Casinos are like banks, but they divest you of your money in more entertaining ways than mere fees. Nowadays casinos are in some ways extremely efficient - you can go into a casino and make a deposit of several million dollars in a matter of minutes. In others however, they are grossly inefficient - making a withdrawal can take days and days and usually involves many deposits of increasing amounts before the withdrawal is granted by the penguin-suited banker behind the green baize counter. Sometimes the banker closes the counter and tells you that if you don't have any more deposits to make, your withdrawal cannot be authorised, even in theory. If you kick up too much of a fuss about this unfair treatment, you'll probably be ejected from the building, or in extreme cases, taken into a small room and beaten with sticks by two burly men. Casinos are therefore federally approved to be a very secure way to keep your money safe. Unfortunately no interest is earned while your deposit is in the casino, but it is generally accepted that the fun in making a deposit is generally worth this small inconvenience.
In the interests of security there are no external windows in casinos and because of this, 24 casinoing was invented to make it easier to bank at any time of the day or night. Clocks are removed because of the laid-back nature of casino owners who don't care what time it is as long as they can bank your money. If they could take your watches off you at the door to chill you out a bit and make you less scared of making a deposit when you really came in for a withdrawal, they would.
Casinos were invented by the money men of the 1950s as a way to liquidate people's assets by way of card games. However, mistakes were made and Snap was rapidly shelved when it became apparent that the bankers, after 12 hours at the counter, weren't quite quick enough to swell the casino's coffers adequately.
Card games were briefly replaced by iguana baiting, tongue wrestling and kitten huffing but these new-fangled games were all rejected as inefficient ways to liquidate customer's assets quickly. Card games saw a resurgence when a cowboy trying to speed up the deposit process invented No Limit Texas Holdem. Most historians agree that Blackjack was named in honour of the billy clubs the two burly men use to beat people with but a few fringe lunatics still maintain that the name came from a liquorice sweet found stuck to one of the green baize counters in the early days. To this day, saying "hit me" and "stick" are frequently used terms in Blackjack, lending weight to the more popular theory.

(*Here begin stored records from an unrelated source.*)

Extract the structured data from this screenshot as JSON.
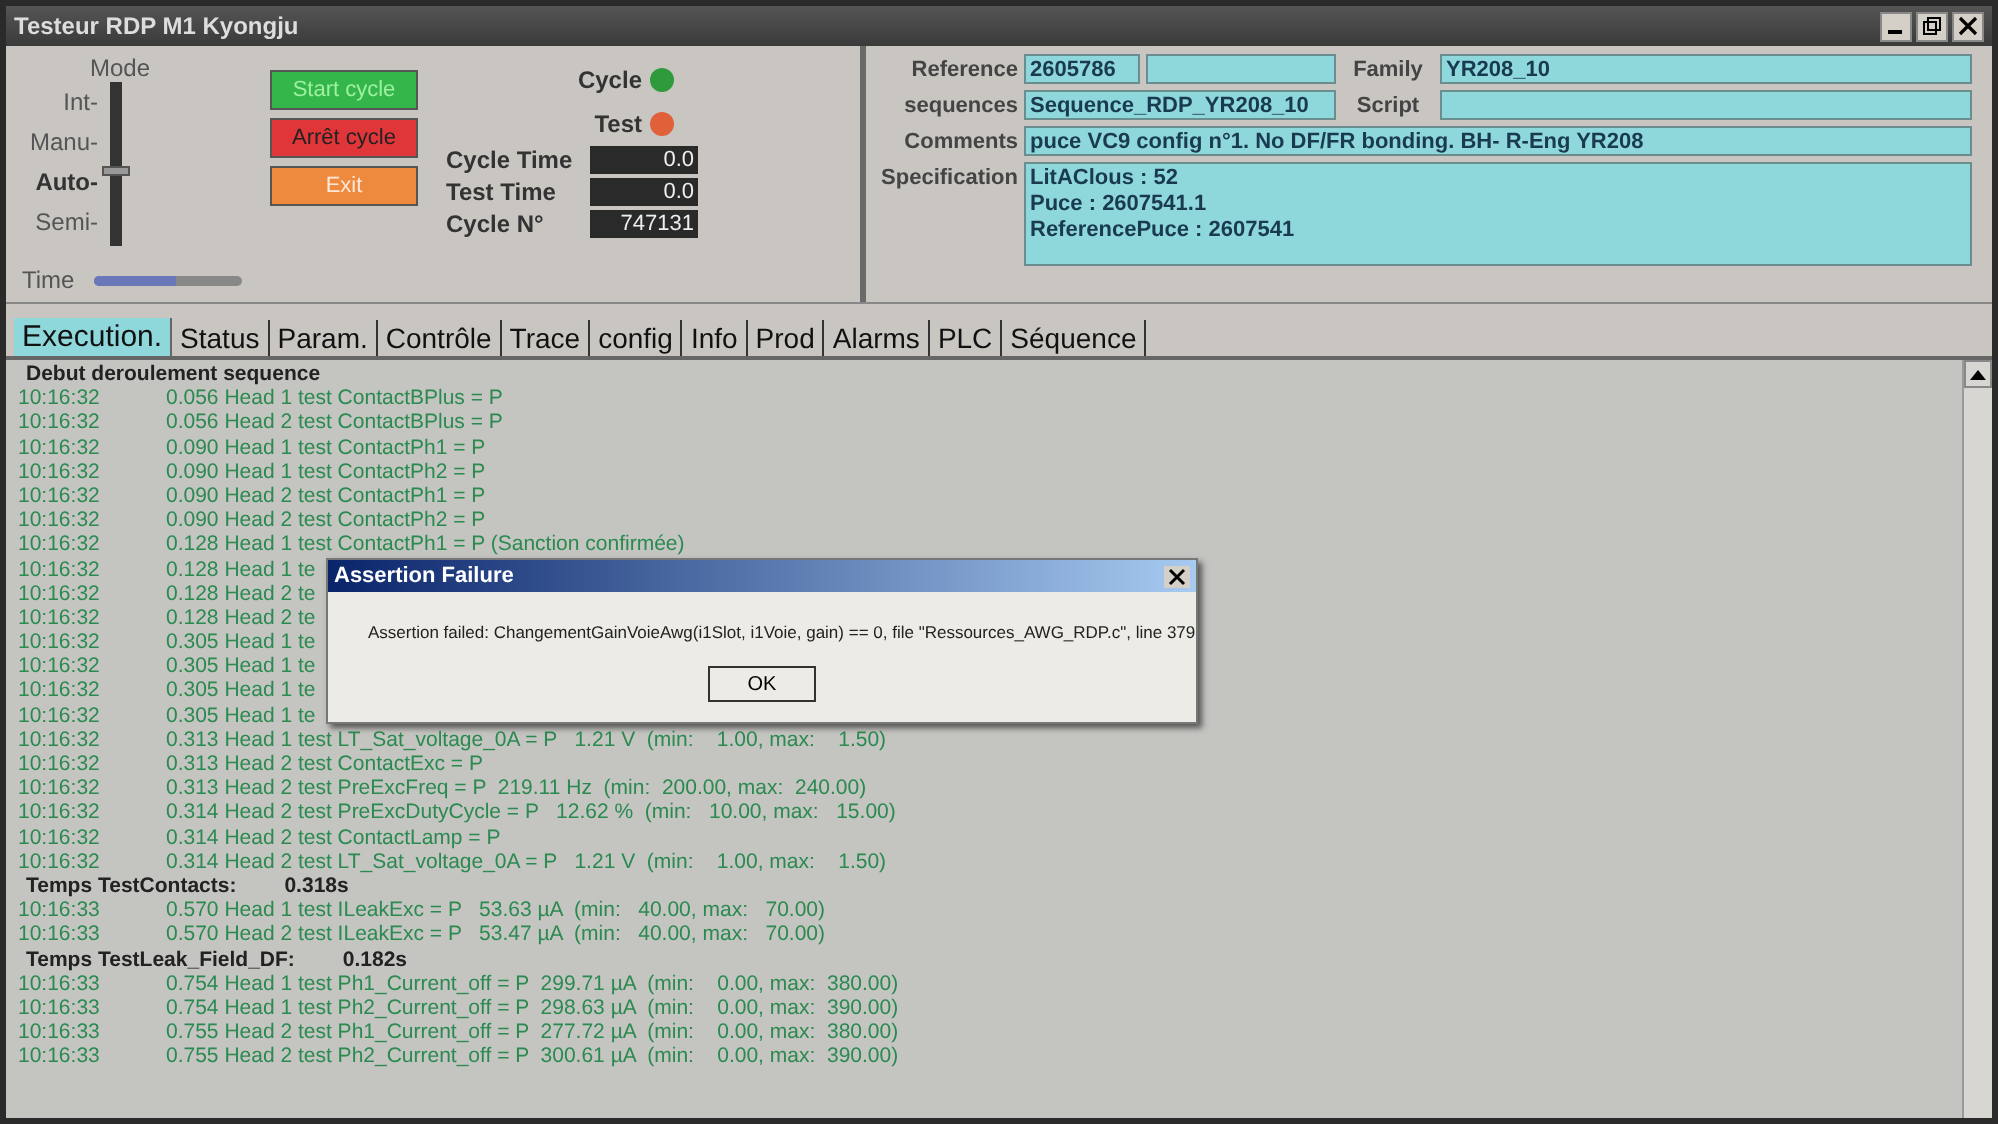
{
  "window": {
    "title": "Testeur RDP M1 Kyongju"
  },
  "mode": {
    "title": "Mode",
    "positions": [
      {
        "label": "Int-",
        "selected": false
      },
      {
        "label": "Manu-",
        "selected": false
      },
      {
        "label": "Auto-",
        "selected": true
      },
      {
        "label": "Semi-",
        "selected": false
      }
    ]
  },
  "buttons": [
    {
      "label": "Start cycle",
      "kind": "start"
    },
    {
      "label": "Arrêt cycle",
      "kind": "stop"
    },
    {
      "label": "Exit",
      "kind": "exit"
    }
  ],
  "time_slider": {
    "label": "Time",
    "level": 0.55
  },
  "indicators": [
    {
      "label": "Cycle",
      "color": "#2e9a3c"
    },
    {
      "label": "Test",
      "color": "#e0603a"
    }
  ],
  "counters": [
    {
      "label": "Cycle Time",
      "value": "0.0"
    },
    {
      "label": "Test Time",
      "value": "0.0"
    },
    {
      "label": "Cycle N°",
      "value": "747131"
    }
  ],
  "info": {
    "reference_label": "Reference",
    "reference": "2605786",
    "family_label": "Family",
    "family": "YR208_10",
    "sequences_label": "sequences",
    "sequence": "Sequence_RDP_YR208_10",
    "script_label": "Script",
    "comments_label": "Comments",
    "comments": "puce VC9 config n°1. No DF/FR bonding. BH- R-Eng YR208",
    "specification_label": "Specification",
    "specification": [
      "LitAClous : 52",
      "Puce : 2607541.1",
      "ReferencePuce : 2607541"
    ]
  },
  "tabs": [
    {
      "label": "Execution.",
      "selected": true
    },
    {
      "label": "Status",
      "selected": false
    },
    {
      "label": "Param.",
      "selected": false
    },
    {
      "label": "Contrôle",
      "selected": false
    },
    {
      "label": "Trace",
      "selected": false
    },
    {
      "label": "config",
      "selected": false
    },
    {
      "label": "Info",
      "selected": false
    },
    {
      "label": "Prod",
      "selected": false
    },
    {
      "label": "Alarms",
      "selected": false
    },
    {
      "label": "PLC",
      "selected": false
    },
    {
      "label": "Séquence",
      "selected": false
    }
  ],
  "log": [
    {
      "kind": "heading",
      "label": "Debut deroulement sequence"
    },
    {
      "kind": "entry",
      "time": "10:16:32",
      "text": "0.056 Head 1 test ContactBPlus = P"
    },
    {
      "kind": "entry",
      "time": "10:16:32",
      "text": "0.056 Head 2 test ContactBPlus = P"
    },
    {
      "kind": "entry",
      "time": "10:16:32",
      "text": "0.090 Head 1 test ContactPh1 = P"
    },
    {
      "kind": "entry",
      "time": "10:16:32",
      "text": "0.090 Head 1 test ContactPh2 = P"
    },
    {
      "kind": "entry",
      "time": "10:16:32",
      "text": "0.090 Head 2 test ContactPh1 = P"
    },
    {
      "kind": "entry",
      "time": "10:16:32",
      "text": "0.090 Head 2 test ContactPh2 = P"
    },
    {
      "kind": "entry",
      "time": "10:16:32",
      "text": "0.128 Head 1 test ContactPh1 = P (Sanction confirmée)"
    },
    {
      "kind": "entry",
      "time": "10:16:32",
      "text": "0.128 Head 1 te"
    },
    {
      "kind": "entry",
      "time": "10:16:32",
      "text": "0.128 Head 2 te"
    },
    {
      "kind": "entry",
      "time": "10:16:32",
      "text": "0.128 Head 2 te"
    },
    {
      "kind": "entry",
      "time": "10:16:32",
      "text": "0.305 Head 1 te"
    },
    {
      "kind": "entry",
      "time": "10:16:32",
      "text": "0.305 Head 1 te"
    },
    {
      "kind": "entry",
      "time": "10:16:32",
      "text": "0.305 Head 1 te"
    },
    {
      "kind": "entry",
      "time": "10:16:32",
      "text": "0.305 Head 1 te"
    },
    {
      "kind": "entry",
      "time": "10:16:32",
      "text": "0.313 Head 1 test LT_Sat_voltage_0A = P   1.21 V  (min:    1.00, max:    1.50)"
    },
    {
      "kind": "entry",
      "time": "10:16:32",
      "text": "0.313 Head 2 test ContactExc = P"
    },
    {
      "kind": "entry",
      "time": "10:16:32",
      "text": "0.313 Head 2 test PreExcFreq = P  219.11 Hz  (min:  200.00, max:  240.00)"
    },
    {
      "kind": "entry",
      "time": "10:16:32",
      "text": "0.314 Head 2 test PreExcDutyCycle = P   12.62 %  (min:   10.00, max:   15.00)"
    },
    {
      "kind": "entry",
      "time": "10:16:32",
      "text": "0.314 Head 2 test ContactLamp = P"
    },
    {
      "kind": "entry",
      "time": "10:16:32",
      "text": "0.314 Head 2 test LT_Sat_voltage_0A = P   1.21 V  (min:    1.00, max:    1.50)"
    },
    {
      "kind": "heading",
      "label": "Temps TestContacts:",
      "value": "0.318s"
    },
    {
      "kind": "entry",
      "time": "10:16:33",
      "text": "0.570 Head 1 test ILeakExc = P   53.63 µA  (min:   40.00, max:   70.00)"
    },
    {
      "kind": "entry",
      "time": "10:16:33",
      "text": "0.570 Head 2 test ILeakExc = P   53.47 µA  (min:   40.00, max:   70.00)"
    },
    {
      "kind": "heading",
      "label": "Temps TestLeak_Field_DF:",
      "value": "0.182s"
    },
    {
      "kind": "entry",
      "time": "10:16:33",
      "text": "0.754 Head 1 test Ph1_Current_off = P  299.71 µA  (min:    0.00, max:  380.00)"
    },
    {
      "kind": "entry",
      "time": "10:16:33",
      "text": "0.754 Head 1 test Ph2_Current_off = P  298.63 µA  (min:    0.00, max:  390.00)"
    },
    {
      "kind": "entry",
      "time": "10:16:33",
      "text": "0.755 Head 2 test Ph1_Current_off = P  277.72 µA  (min:    0.00, max:  380.00)"
    },
    {
      "kind": "entry",
      "time": "10:16:33",
      "text": "0.755 Head 2 test Ph2_Current_off = P  300.61 µA  (min:    0.00, max:  390.00)"
    }
  ],
  "dialog": {
    "title": "Assertion Failure",
    "message": "Assertion failed: ChangementGainVoieAwg(i1Slot, i1Voie, gain) == 0, file \"Ressources_AWG_RDP.c\", line 379",
    "button": "OK"
  }
}
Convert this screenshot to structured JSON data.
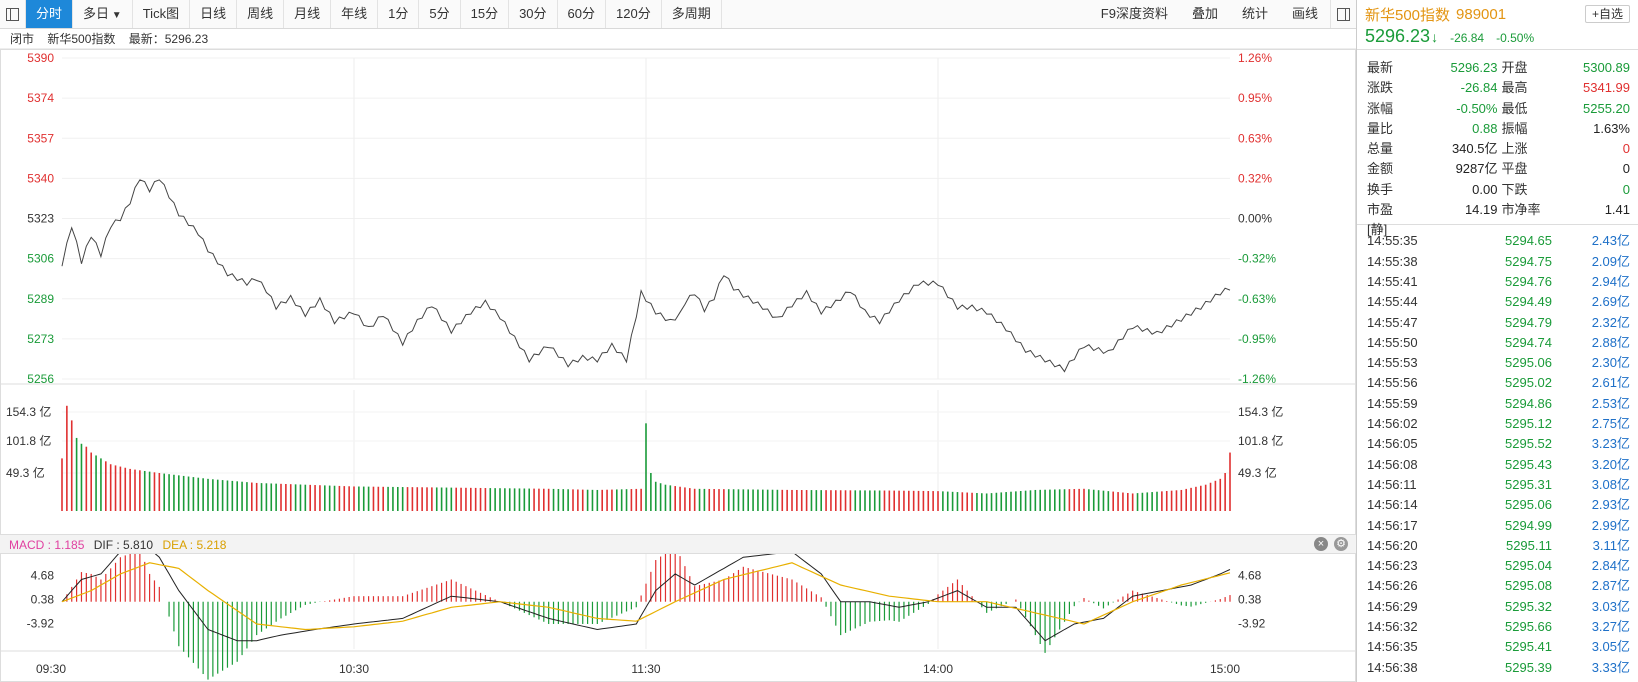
{
  "toolbar": {
    "tabs": [
      "分时",
      "多日",
      "Tick图",
      "日线",
      "周线",
      "月线",
      "年线",
      "1分",
      "5分",
      "15分",
      "30分",
      "60分",
      "120分",
      "多周期"
    ],
    "active": 0,
    "multiday_arrow": "▼",
    "right": [
      "F9深度资料",
      "叠加",
      "统计",
      "画线"
    ]
  },
  "infostrip": {
    "status": "闭市",
    "name": "新华500指数",
    "latest": "最新：5296.23"
  },
  "colors": {
    "up": "#e03030",
    "down": "#1a9b39",
    "line": "#444444",
    "dea": "#e8b000",
    "accent": "#1e88d9",
    "macd_label": "#e040a0"
  },
  "axis": {
    "price_labels": [
      "5390",
      "5374",
      "5357",
      "5340",
      "5323",
      "5306",
      "5289",
      "5273",
      "5256"
    ],
    "pct_labels": [
      "1.26%",
      "0.95%",
      "0.63%",
      "0.32%",
      "0.00%",
      "-0.32%",
      "-0.63%",
      "-0.95%",
      "-1.26%"
    ],
    "vol_labels": [
      "154.3 亿",
      "101.8 亿",
      "49.3 亿"
    ],
    "macd_labels": [
      "4.68",
      "0.38",
      "-3.92"
    ],
    "time_labels": [
      "09:30",
      "10:30",
      "11:30",
      "14:00",
      "15:00"
    ]
  },
  "macd_header": {
    "macd": "MACD : 1.185",
    "dif": "DIF : 5.810",
    "dea": "DEA : 5.218",
    "close_icon": "close-icon",
    "gear_icon": "gear-icon"
  },
  "chart_data": {
    "type": "line",
    "price": {
      "min": 5256,
      "max": 5390,
      "prev_close": 5323,
      "knots_t": [
        0,
        2,
        4,
        6,
        8,
        10,
        12,
        14,
        16,
        18,
        20,
        24,
        28,
        30,
        32,
        34,
        36,
        38,
        40,
        42,
        44,
        47,
        50,
        53,
        56,
        60,
        63,
        66,
        70,
        73,
        76,
        80,
        84,
        87,
        90,
        93,
        96,
        100,
        104,
        107,
        110,
        113,
        116,
        119,
        122,
        125,
        127,
        128,
        130,
        132,
        134,
        136,
        138,
        140,
        144,
        147,
        150,
        153,
        156,
        159,
        162,
        165,
        168,
        172,
        176,
        180,
        184,
        187,
        190,
        194,
        198,
        202,
        206,
        210,
        215,
        220,
        225,
        230,
        234,
        238,
        240
      ],
      "knots_v": [
        5304,
        5320,
        5305,
        5316,
        5308,
        5320,
        5323,
        5330,
        5340,
        5335,
        5340,
        5325,
        5317,
        5310,
        5305,
        5300,
        5298,
        5296,
        5298,
        5293,
        5286,
        5290,
        5283,
        5289,
        5280,
        5284,
        5277,
        5283,
        5271,
        5280,
        5287,
        5276,
        5284,
        5288,
        5282,
        5273,
        5264,
        5270,
        5262,
        5265,
        5264,
        5270,
        5264,
        5292,
        5284,
        5280,
        5283,
        5288,
        5292,
        5285,
        5290,
        5300,
        5294,
        5291,
        5286,
        5281,
        5287,
        5292,
        5284,
        5288,
        5293,
        5284,
        5280,
        5289,
        5296,
        5296,
        5286,
        5286,
        5284,
        5277,
        5268,
        5264,
        5260,
        5270,
        5267,
        5278,
        5275,
        5281,
        5286,
        5292,
        5294
      ],
      "n": 241
    },
    "volume": {
      "max": 207.0,
      "knots_t": [
        0,
        1,
        2,
        3,
        4,
        5,
        6,
        8,
        10,
        14,
        20,
        30,
        40,
        60,
        80,
        100,
        110,
        119,
        120,
        121,
        122,
        124,
        130,
        150,
        170,
        180,
        190,
        200,
        210,
        220,
        230,
        235,
        238,
        239,
        240
      ],
      "knots_v": [
        90,
        180,
        155,
        125,
        115,
        110,
        100,
        90,
        80,
        72,
        65,
        55,
        48,
        42,
        40,
        38,
        36,
        38,
        150,
        65,
        50,
        45,
        38,
        36,
        35,
        34,
        30,
        36,
        38,
        30,
        36,
        45,
        55,
        65,
        100
      ],
      "n": 241
    },
    "macd": {
      "min": -8.5,
      "max": 12.0,
      "dif_t": [
        0,
        4,
        8,
        12,
        16,
        20,
        24,
        30,
        36,
        40,
        45,
        52,
        60,
        70,
        80,
        90,
        100,
        110,
        118,
        122,
        126,
        130,
        140,
        150,
        156,
        160,
        166,
        172,
        178,
        184,
        190,
        196,
        202,
        208,
        214,
        220,
        226,
        232,
        238,
        240
      ],
      "dif_v": [
        0,
        4,
        5,
        9,
        11,
        8,
        2,
        -5,
        -7,
        -7,
        -6,
        -5,
        -4,
        -3,
        1,
        0,
        -3,
        -5,
        -4,
        2,
        5,
        3,
        8,
        9,
        5,
        0,
        0,
        -1,
        0,
        2,
        -1,
        -1,
        -7,
        -4,
        -3,
        1,
        2,
        3,
        5,
        5.8
      ],
      "dea_t": [
        0,
        6,
        12,
        18,
        24,
        30,
        40,
        50,
        60,
        70,
        80,
        90,
        100,
        110,
        118,
        126,
        136,
        150,
        160,
        170,
        180,
        190,
        200,
        210,
        220,
        230,
        240
      ],
      "dea_v": [
        0,
        2,
        5,
        7,
        6,
        2,
        -4,
        -5,
        -4.5,
        -3.5,
        -1,
        0,
        -1,
        -3,
        -3.5,
        0,
        4,
        7,
        3,
        1,
        0,
        0,
        -2,
        -4,
        0,
        3,
        5.2
      ],
      "n": 241
    }
  },
  "side": {
    "name": "新华500指数",
    "code": "989001",
    "fav": "+自选",
    "price": "5296.23",
    "arrow": "↓",
    "change": "-26.84",
    "pct": "-0.50%",
    "quote": [
      {
        "l1": "最新",
        "v1": "5296.23",
        "c1": "g",
        "l2": "开盘",
        "v2": "5300.89",
        "c2": "g"
      },
      {
        "l1": "涨跌",
        "v1": "-26.84",
        "c1": "g",
        "l2": "最高",
        "v2": "5341.99",
        "c2": "r"
      },
      {
        "l1": "涨幅",
        "v1": "-0.50%",
        "c1": "g",
        "l2": "最低",
        "v2": "5255.20",
        "c2": "g"
      },
      {
        "l1": "量比",
        "v1": "0.88",
        "c1": "g",
        "l2": "振幅",
        "v2": "1.63%",
        "c2": "k"
      },
      {
        "l1": "总量",
        "v1": "340.5亿",
        "c1": "k",
        "l2": "上涨",
        "v2": "0",
        "c2": "r"
      },
      {
        "l1": "金额",
        "v1": "9287亿",
        "c1": "k",
        "l2": "平盘",
        "v2": "0",
        "c2": "k"
      },
      {
        "l1": "换手",
        "v1": "0.00",
        "c1": "k",
        "l2": "下跌",
        "v2": "0",
        "c2": "g"
      },
      {
        "l1": "市盈[静]",
        "v1": "14.19",
        "c1": "k",
        "l2": "市净率",
        "v2": "1.41",
        "c2": "k"
      }
    ],
    "ticks": [
      {
        "time": "14:55:35",
        "price": "5294.65",
        "vol": "2.43亿"
      },
      {
        "time": "14:55:38",
        "price": "5294.75",
        "vol": "2.09亿"
      },
      {
        "time": "14:55:41",
        "price": "5294.76",
        "vol": "2.94亿"
      },
      {
        "time": "14:55:44",
        "price": "5294.49",
        "vol": "2.69亿"
      },
      {
        "time": "14:55:47",
        "price": "5294.79",
        "vol": "2.32亿"
      },
      {
        "time": "14:55:50",
        "price": "5294.74",
        "vol": "2.88亿"
      },
      {
        "time": "14:55:53",
        "price": "5295.06",
        "vol": "2.30亿"
      },
      {
        "time": "14:55:56",
        "price": "5295.02",
        "vol": "2.61亿"
      },
      {
        "time": "14:55:59",
        "price": "5294.86",
        "vol": "2.53亿"
      },
      {
        "time": "14:56:02",
        "price": "5295.12",
        "vol": "2.75亿"
      },
      {
        "time": "14:56:05",
        "price": "5295.52",
        "vol": "3.23亿"
      },
      {
        "time": "14:56:08",
        "price": "5295.43",
        "vol": "3.20亿"
      },
      {
        "time": "14:56:11",
        "price": "5295.31",
        "vol": "3.08亿"
      },
      {
        "time": "14:56:14",
        "price": "5295.06",
        "vol": "2.93亿"
      },
      {
        "time": "14:56:17",
        "price": "5294.99",
        "vol": "2.99亿"
      },
      {
        "time": "14:56:20",
        "price": "5295.11",
        "vol": "3.11亿"
      },
      {
        "time": "14:56:23",
        "price": "5295.04",
        "vol": "2.84亿"
      },
      {
        "time": "14:56:26",
        "price": "5295.08",
        "vol": "2.87亿"
      },
      {
        "time": "14:56:29",
        "price": "5295.32",
        "vol": "3.03亿"
      },
      {
        "time": "14:56:32",
        "price": "5295.66",
        "vol": "3.27亿"
      },
      {
        "time": "14:56:35",
        "price": "5295.41",
        "vol": "3.05亿"
      },
      {
        "time": "14:56:38",
        "price": "5295.39",
        "vol": "3.33亿"
      }
    ]
  }
}
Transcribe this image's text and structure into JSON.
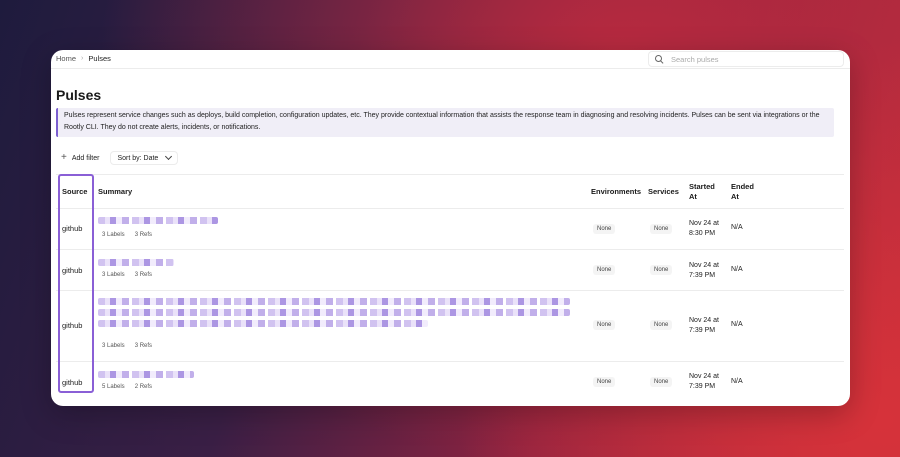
{
  "breadcrumb": {
    "home": "Home",
    "separator": "›",
    "current": "Pulses"
  },
  "search": {
    "placeholder": "Search pulses"
  },
  "page": {
    "title": "Pulses",
    "description": "Pulses represent service changes such as deploys, build completion, configuration updates, etc. They provide contextual information that assists the response team in diagnosing and resolving incidents. Pulses can be sent via integrations or the Rootly CLI. They do not create alerts, incidents, or notifications."
  },
  "filters": {
    "add_filter": "Add filter",
    "sort": "Sort by: Date"
  },
  "table": {
    "headers": {
      "source": "Source",
      "summary": "Summary",
      "environments": "Environments",
      "services": "Services",
      "started_at": "Started At",
      "ended_at": "Ended At"
    },
    "rows": [
      {
        "source": "github",
        "labels": "3 Labels",
        "refs": "3 Refs",
        "environments": "None",
        "services": "None",
        "started_line1": "Nov 24 at",
        "started_line2": "8:30 PM",
        "ended": "N/A"
      },
      {
        "source": "github",
        "labels": "3 Labels",
        "refs": "3 Refs",
        "environments": "None",
        "services": "None",
        "started_line1": "Nov 24 at",
        "started_line2": "7:39 PM",
        "ended": "N/A"
      },
      {
        "source": "github",
        "labels": "3 Labels",
        "refs": "3 Refs",
        "environments": "None",
        "services": "None",
        "started_line1": "Nov 24 at",
        "started_line2": "7:39 PM",
        "ended": "N/A"
      },
      {
        "source": "github",
        "labels": "5 Labels",
        "refs": "2 Refs",
        "environments": "None",
        "services": "None",
        "started_line1": "Nov 24 at",
        "started_line2": "7:39 PM",
        "ended": "N/A"
      }
    ]
  },
  "colors": {
    "accent": "#8a5fd6",
    "info_border": "#7c5fd1",
    "info_bg": "#f0eef7"
  },
  "icons": {
    "search": "search-icon",
    "add": "plus-icon",
    "sort": "chevron-down-icon"
  }
}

Eventually, to keep up with demand and in honour of a local bandito called Maurice who lost an arm while trying to rob the casino, ATM machines were installed in casinos. These "Automatic taking of Money" machines were generally for deposits but occasionally would dispense it. The machine's electronic brains were programmed in such a way that if they ever did have to let a customer make a withdrawal, it would spitefully spit out the whole lot in coins, requiring a large sack, cup or, in the case of extremely large withdrawals, a wheelbarrow.
Fortunately coins could be exchanged for monopoly money at special cages, staffed by monkeys, although the monkeys did occasionally eat some of the coins. Due to this, the coins were gradually replaced by tasteless plastic 'chips' in all but the ATMs (three programmers and two mechanics were killed trying to change the money out of one particularly viscious ATM before giving up).
During the devastating casino wars back in the 60s, casino owners all moved to Las Vegas. The need to offer more impressive banking facilities than the next casino and the introduction of marketing men and movie set designers on acid have caused modern casinos to spiral out of control. Gigantic shopping malls and restaurants have made going to a casino that much easier. The tasteless plastic chips can be used to buy food, clothing and even a bed for the night whilst waiting for the possibility of a random withdrawal when making deposits.
Casinos have warped the very fabric of space and time, causing all sorts of weird effects. Localised time dilation can be seen if approaching an ATM - time speeds up leaving the user of the ATM convinced that they've only been depositing coins for twenty minutes when everyone else believes they've been there for 18 hours. Luckily there are easily enough ATMs to go around and no-one complains (mostly due to the staff giving out free alcoholic beverages to deposit makers). The lack of natural sunlight combined with the time effects and the lack of adequate signage cause anyone entering a casino to get older much much faster, which is why modern casinos are frequented by confused little old ladies carrying enormous cups of coins who can't find the exit.